Prescription drug use among college students was almost unheard of years ago. The only requirement parents expected from their children was to go to school, get good grades and stay out of trouble. So, what’s changed, and why are so many 18 to 25 year old students abusing prescription drugs?

Students have gone from taking sleeping pills, to taking over the counter and prescription drugs. Prescription drug abuse is on the rise, and more and more college students are being affected.

Why do teens use prescription drugs?

Prescription drugs are often abused by college students because they’re easy to get from friends.

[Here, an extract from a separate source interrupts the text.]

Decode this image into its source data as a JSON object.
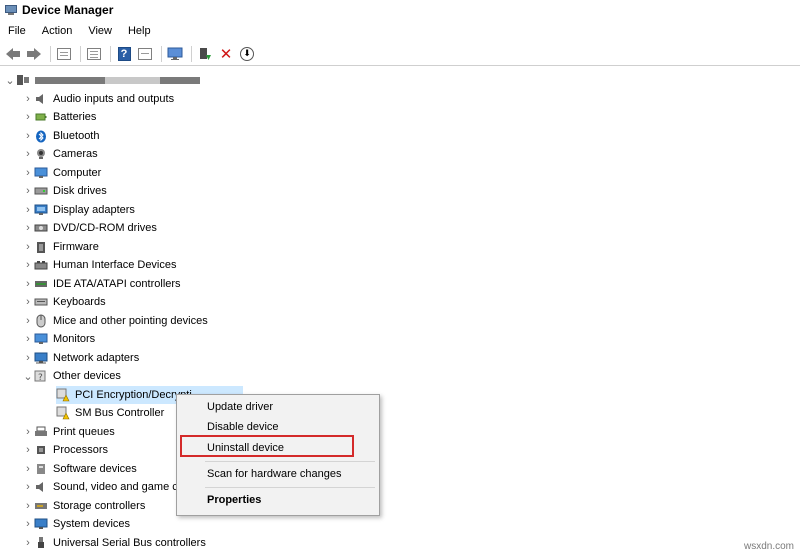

They take them for a variety of reasons, often because they think the drugs will help them study or get better grades, but many times they simply want to get high. Many students use drugs to keep them awake to study, finish papers and take exams.

Other reasons include:

  • Deal with pain and problems
  • Concentrate
  • Lose weight
  • Relax
  • Experiment

What most young adults don’t realize is that prescription drug use can lead to allergic reactions and sometimes addiction.

Approximately 5 to 35 percent of college students misuse stimulants to keep grades up. Even drinking too many energy drinks can lead to anxiety, increased heart rate, and high blood pressure.

As the infographic below shows, nearly 3,000 young adults overdosed on prescription meds and died in 2010 alone.

Prescription Drug Abuse

When you have children in high school or college, look for signs that can signal drug or alcohol problems. Changes in appetite and sleep patterns can be signs. Slurred speech, problems with coordination, and a drop in attending classes along with poor grades spells trouble. Don’t ignore these signs.

A change in friends, hobbies, or how they spend free time can be additional signs of a problem. Bloodshot eyes or a glassy, spaced out look with severe changes in mood from angry to pleasant signals possible substance abuse.

If you think your child might have a problem, talk with them about it. Get help by consulting a doctor, clergy member, or even a social worker.

The infographic above can be seen in in full at DrugAbuse.Gov

For more information on prescription drug abuse or if you or someone you know needs help, call (800) 444-1838.